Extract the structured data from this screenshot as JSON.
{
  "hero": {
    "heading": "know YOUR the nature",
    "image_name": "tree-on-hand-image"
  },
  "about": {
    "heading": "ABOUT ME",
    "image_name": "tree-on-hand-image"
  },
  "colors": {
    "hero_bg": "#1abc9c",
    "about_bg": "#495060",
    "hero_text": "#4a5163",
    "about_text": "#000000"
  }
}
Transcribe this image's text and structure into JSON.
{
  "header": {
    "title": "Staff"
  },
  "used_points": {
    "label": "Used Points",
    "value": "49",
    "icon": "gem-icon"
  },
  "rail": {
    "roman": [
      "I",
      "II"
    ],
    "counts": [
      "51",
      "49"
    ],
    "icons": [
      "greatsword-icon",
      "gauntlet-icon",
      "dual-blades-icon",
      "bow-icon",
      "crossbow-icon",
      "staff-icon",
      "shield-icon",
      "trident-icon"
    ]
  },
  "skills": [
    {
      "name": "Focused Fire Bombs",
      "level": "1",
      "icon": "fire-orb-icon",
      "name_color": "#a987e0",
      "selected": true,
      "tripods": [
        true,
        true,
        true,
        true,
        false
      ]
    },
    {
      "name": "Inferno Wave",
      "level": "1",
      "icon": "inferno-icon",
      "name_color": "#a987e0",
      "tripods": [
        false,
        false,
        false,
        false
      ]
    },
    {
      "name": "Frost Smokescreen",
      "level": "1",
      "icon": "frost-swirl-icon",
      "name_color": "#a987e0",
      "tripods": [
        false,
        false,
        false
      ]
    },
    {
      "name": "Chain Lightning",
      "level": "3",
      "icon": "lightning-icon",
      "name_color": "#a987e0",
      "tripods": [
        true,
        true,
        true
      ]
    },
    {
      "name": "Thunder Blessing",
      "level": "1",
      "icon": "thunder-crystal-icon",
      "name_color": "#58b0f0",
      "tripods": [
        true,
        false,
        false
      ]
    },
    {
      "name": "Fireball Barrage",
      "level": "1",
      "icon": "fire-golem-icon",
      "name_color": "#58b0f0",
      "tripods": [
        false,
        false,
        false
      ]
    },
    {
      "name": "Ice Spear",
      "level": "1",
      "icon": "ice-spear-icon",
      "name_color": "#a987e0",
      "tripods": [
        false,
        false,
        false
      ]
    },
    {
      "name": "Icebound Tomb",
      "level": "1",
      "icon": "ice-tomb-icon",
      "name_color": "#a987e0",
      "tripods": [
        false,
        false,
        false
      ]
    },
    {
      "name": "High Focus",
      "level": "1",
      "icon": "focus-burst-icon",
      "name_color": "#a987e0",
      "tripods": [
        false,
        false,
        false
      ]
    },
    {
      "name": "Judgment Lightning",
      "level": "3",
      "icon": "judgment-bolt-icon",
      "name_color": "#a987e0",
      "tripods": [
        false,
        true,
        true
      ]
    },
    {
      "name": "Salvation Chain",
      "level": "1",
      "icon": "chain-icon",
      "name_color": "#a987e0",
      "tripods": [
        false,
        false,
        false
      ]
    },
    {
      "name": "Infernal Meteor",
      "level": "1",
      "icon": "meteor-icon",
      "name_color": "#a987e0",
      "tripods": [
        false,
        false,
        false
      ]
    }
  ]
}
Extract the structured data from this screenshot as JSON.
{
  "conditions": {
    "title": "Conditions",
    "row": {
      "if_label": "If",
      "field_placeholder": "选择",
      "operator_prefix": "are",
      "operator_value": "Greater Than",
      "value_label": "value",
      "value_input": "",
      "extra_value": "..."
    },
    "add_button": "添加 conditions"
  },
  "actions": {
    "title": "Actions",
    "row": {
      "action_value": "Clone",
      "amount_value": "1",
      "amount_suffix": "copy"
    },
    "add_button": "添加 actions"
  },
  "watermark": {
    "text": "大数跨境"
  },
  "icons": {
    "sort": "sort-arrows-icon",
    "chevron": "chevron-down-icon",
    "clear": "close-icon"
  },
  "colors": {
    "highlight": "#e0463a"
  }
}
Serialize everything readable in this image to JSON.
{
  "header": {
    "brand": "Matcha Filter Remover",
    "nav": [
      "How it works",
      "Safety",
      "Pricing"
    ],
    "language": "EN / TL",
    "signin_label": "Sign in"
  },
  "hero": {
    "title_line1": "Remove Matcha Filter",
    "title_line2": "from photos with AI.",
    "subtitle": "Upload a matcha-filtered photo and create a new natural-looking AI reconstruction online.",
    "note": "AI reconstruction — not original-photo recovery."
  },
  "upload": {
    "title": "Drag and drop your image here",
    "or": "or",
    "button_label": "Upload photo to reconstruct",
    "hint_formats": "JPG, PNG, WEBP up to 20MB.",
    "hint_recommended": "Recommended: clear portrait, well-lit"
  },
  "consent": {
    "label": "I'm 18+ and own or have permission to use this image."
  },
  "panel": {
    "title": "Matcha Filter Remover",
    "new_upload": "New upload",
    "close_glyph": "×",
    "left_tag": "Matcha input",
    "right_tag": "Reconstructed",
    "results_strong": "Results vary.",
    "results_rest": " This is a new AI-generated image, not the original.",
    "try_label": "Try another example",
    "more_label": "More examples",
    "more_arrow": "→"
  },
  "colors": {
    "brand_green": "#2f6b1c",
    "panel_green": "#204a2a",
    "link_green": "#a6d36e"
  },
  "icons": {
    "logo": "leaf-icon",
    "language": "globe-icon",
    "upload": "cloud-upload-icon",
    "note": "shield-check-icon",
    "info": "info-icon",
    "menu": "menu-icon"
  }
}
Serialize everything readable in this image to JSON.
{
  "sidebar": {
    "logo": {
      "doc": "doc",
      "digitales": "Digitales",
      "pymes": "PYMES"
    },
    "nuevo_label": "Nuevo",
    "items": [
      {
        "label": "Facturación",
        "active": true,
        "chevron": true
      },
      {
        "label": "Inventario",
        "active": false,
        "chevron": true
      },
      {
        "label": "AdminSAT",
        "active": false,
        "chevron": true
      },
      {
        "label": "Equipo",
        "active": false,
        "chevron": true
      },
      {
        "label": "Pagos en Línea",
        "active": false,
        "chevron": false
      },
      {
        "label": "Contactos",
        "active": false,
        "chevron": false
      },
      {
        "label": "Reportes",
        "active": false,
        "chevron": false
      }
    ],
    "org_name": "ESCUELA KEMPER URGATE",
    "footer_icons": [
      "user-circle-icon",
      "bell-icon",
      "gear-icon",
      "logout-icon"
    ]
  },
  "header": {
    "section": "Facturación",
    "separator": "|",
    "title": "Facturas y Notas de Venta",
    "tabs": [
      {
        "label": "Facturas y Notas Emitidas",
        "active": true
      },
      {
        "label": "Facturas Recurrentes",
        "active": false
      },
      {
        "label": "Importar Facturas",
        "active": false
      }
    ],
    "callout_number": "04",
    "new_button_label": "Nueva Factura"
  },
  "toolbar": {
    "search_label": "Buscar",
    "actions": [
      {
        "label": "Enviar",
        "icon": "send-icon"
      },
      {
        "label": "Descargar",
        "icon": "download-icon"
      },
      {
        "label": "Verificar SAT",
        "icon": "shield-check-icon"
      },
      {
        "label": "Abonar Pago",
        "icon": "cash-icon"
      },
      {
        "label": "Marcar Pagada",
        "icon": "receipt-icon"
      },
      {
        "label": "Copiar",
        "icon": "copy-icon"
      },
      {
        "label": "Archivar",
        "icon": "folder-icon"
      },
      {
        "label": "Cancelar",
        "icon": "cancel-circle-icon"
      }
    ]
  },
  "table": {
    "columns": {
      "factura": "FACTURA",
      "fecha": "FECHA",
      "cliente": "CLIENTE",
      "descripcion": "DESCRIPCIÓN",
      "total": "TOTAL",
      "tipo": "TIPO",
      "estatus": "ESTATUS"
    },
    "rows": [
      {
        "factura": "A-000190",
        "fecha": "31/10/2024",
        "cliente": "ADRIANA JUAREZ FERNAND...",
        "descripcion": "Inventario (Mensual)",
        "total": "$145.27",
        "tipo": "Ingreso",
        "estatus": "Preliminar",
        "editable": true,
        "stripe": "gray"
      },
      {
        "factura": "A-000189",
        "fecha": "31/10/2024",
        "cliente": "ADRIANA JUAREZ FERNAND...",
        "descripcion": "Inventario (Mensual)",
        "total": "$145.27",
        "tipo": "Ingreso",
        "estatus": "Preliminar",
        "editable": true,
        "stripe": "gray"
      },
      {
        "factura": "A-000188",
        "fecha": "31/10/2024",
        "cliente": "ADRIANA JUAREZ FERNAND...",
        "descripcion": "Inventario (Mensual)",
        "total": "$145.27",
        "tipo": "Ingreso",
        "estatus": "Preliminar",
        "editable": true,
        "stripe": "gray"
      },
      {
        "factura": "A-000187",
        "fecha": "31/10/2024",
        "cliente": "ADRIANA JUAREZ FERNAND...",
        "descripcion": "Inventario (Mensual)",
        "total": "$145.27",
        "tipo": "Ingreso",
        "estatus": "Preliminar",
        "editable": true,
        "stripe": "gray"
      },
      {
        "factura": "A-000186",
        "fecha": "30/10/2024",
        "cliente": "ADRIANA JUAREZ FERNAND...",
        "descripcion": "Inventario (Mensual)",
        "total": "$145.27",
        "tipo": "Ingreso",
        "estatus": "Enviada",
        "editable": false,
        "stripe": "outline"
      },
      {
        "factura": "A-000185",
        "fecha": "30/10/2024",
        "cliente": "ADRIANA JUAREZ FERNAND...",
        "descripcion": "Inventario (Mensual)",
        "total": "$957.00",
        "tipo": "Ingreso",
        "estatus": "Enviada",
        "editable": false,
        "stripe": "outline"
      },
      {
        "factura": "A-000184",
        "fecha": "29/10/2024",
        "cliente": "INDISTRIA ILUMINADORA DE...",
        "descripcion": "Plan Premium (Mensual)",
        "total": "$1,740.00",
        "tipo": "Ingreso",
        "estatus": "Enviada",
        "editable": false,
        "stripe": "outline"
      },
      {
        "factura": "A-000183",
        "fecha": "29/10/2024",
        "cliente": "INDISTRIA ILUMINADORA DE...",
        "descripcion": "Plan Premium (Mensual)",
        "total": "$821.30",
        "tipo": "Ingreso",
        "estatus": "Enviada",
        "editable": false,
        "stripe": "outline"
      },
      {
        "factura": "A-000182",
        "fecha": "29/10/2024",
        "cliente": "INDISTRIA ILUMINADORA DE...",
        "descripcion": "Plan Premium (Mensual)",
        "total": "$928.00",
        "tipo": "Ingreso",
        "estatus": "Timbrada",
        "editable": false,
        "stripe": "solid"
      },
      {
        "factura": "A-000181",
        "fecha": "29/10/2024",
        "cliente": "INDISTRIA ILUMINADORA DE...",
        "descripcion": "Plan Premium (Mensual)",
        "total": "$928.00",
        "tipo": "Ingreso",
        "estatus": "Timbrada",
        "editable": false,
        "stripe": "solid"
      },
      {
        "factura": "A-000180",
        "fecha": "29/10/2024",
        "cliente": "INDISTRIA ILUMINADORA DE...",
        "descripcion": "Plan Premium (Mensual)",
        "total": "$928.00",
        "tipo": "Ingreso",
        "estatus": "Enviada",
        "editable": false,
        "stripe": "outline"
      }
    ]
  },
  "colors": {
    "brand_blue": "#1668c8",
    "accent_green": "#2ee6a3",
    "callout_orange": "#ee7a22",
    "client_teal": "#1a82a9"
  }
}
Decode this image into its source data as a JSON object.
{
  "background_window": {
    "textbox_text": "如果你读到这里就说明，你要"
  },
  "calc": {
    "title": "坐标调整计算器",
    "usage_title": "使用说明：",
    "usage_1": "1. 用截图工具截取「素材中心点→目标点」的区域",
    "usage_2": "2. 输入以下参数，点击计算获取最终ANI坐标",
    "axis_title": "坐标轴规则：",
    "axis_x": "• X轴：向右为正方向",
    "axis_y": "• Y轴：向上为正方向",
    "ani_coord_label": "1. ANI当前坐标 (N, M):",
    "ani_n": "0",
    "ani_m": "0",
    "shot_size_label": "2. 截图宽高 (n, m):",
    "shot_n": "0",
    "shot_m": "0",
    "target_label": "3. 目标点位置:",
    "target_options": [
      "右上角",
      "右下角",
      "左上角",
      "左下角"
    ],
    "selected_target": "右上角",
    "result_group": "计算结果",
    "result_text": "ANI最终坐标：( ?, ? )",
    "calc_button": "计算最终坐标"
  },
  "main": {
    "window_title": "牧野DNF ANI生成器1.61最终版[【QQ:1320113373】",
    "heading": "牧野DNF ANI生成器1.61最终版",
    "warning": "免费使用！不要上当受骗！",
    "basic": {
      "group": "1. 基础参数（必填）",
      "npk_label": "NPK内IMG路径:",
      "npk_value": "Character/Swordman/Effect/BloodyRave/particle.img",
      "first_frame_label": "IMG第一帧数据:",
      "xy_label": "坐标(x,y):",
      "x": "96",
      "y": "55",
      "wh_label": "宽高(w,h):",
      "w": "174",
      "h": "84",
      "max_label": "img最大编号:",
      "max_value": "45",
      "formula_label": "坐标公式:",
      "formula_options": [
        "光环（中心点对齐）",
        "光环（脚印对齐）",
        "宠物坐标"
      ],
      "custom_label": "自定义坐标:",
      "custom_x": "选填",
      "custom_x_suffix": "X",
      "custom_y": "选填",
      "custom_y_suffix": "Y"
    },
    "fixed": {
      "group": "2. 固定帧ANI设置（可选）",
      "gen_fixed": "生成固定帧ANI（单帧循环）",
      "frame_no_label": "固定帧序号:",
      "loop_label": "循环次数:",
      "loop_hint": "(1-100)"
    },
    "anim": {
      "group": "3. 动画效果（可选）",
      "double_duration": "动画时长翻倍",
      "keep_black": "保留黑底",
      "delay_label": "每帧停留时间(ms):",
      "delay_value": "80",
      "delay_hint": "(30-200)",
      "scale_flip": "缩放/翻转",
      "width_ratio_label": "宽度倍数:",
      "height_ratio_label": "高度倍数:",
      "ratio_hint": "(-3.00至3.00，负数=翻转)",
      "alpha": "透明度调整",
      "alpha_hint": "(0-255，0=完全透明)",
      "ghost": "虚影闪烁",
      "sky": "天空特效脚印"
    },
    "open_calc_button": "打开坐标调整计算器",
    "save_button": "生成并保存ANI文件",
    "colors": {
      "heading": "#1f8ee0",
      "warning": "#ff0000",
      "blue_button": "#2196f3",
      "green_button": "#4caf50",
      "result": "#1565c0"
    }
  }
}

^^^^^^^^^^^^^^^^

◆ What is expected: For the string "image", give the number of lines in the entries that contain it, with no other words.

◆ Exercise solution: 9